WORK ORDER
For the data below, give the number of lines in which "title" occurs. Include nothing besides that number.

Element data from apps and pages
=-=-=-=-=
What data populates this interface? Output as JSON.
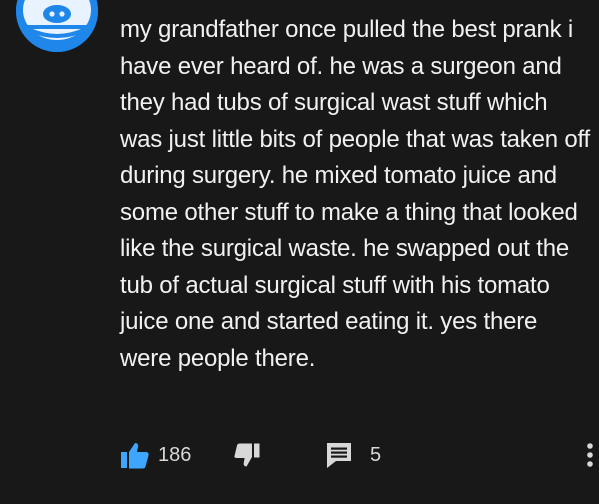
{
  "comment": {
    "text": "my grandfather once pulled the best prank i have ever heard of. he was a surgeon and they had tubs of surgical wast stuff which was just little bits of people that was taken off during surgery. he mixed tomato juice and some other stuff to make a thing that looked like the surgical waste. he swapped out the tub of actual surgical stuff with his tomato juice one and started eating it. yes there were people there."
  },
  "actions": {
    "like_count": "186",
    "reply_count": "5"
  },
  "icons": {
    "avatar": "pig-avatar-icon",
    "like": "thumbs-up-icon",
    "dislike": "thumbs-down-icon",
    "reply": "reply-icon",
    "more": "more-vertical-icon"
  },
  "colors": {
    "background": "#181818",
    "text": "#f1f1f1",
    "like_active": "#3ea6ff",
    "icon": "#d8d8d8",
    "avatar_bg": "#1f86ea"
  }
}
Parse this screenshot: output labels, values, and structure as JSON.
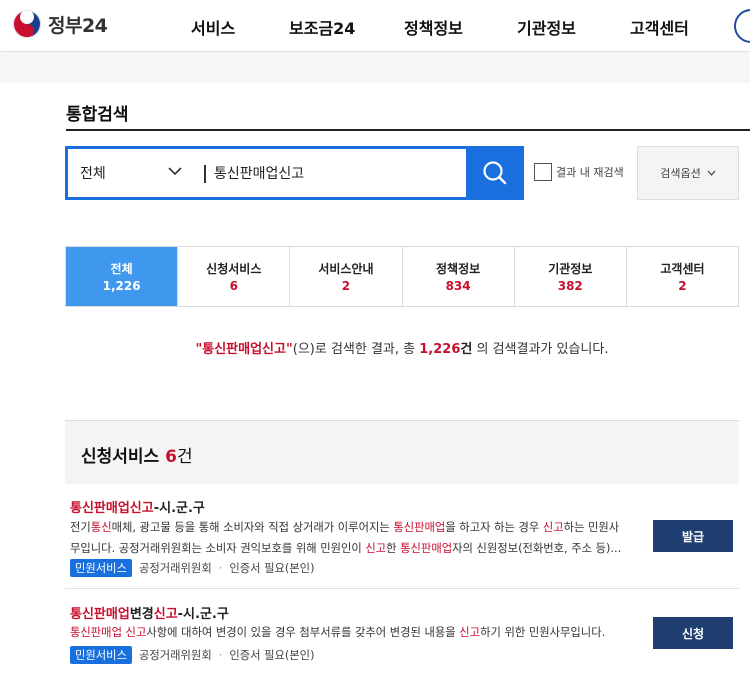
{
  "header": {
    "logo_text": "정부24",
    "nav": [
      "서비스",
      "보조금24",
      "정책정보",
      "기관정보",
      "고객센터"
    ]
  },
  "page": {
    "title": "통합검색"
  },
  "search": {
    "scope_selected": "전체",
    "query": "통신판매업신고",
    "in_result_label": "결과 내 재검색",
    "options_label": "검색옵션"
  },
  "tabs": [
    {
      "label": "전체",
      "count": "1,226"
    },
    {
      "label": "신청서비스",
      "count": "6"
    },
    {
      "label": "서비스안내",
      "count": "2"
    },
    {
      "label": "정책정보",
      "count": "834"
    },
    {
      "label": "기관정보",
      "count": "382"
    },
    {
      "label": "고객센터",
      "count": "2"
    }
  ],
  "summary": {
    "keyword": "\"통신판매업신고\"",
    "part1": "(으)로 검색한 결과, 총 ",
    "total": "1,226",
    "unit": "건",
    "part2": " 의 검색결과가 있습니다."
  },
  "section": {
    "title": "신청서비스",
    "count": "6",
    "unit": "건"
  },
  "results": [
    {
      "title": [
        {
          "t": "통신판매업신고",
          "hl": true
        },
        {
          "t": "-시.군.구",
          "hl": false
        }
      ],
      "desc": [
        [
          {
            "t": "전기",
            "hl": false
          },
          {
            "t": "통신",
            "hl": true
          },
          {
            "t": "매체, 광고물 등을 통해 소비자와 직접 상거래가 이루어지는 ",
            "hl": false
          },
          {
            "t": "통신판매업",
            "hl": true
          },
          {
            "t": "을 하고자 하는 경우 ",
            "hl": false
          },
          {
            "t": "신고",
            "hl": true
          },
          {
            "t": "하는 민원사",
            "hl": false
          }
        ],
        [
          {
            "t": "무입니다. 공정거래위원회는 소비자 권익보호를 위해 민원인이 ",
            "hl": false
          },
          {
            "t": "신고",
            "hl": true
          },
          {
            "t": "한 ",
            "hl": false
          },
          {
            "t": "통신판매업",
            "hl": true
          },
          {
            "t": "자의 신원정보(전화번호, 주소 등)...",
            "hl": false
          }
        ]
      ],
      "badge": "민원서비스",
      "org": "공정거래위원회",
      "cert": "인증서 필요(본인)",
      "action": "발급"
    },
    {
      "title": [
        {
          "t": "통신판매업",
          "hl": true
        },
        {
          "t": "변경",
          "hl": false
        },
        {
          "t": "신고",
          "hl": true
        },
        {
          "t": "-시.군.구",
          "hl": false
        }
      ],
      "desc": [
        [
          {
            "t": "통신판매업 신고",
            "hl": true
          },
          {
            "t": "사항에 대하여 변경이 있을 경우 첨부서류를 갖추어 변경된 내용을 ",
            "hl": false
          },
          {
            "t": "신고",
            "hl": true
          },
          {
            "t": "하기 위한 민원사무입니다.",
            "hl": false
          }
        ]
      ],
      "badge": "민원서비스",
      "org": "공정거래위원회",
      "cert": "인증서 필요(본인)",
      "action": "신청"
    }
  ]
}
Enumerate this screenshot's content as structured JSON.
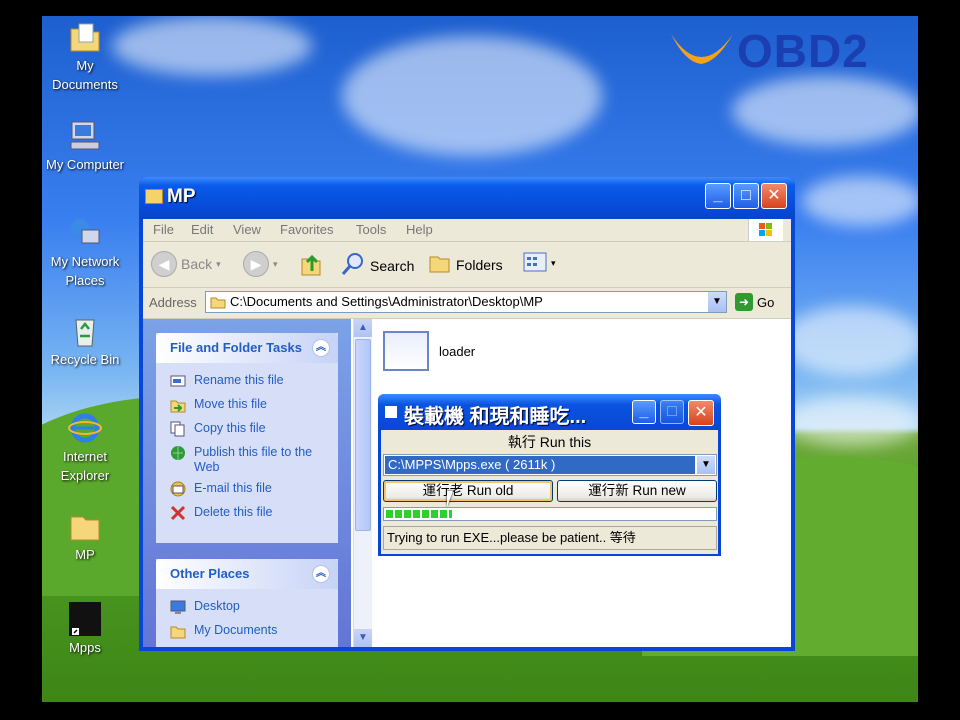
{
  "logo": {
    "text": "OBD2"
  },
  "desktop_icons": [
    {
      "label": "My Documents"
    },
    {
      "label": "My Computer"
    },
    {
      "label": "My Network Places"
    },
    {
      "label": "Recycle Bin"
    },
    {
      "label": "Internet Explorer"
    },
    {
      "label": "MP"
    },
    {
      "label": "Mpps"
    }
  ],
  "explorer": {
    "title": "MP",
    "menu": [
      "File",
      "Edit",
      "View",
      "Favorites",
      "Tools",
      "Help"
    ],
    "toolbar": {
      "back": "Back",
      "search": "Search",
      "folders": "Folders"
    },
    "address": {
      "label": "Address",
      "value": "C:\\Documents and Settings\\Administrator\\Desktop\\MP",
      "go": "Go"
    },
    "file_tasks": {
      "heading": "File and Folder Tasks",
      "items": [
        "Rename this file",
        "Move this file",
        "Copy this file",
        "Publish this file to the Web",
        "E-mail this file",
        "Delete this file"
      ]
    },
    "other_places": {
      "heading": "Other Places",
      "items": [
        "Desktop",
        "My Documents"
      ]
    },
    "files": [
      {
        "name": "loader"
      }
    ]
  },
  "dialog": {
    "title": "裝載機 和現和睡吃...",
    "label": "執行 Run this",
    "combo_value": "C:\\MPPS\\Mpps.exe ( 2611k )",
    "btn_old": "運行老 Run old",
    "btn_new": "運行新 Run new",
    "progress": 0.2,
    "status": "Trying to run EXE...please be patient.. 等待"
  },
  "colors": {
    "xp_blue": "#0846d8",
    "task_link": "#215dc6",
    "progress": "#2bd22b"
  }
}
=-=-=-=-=
WRITTEN ANSWER
6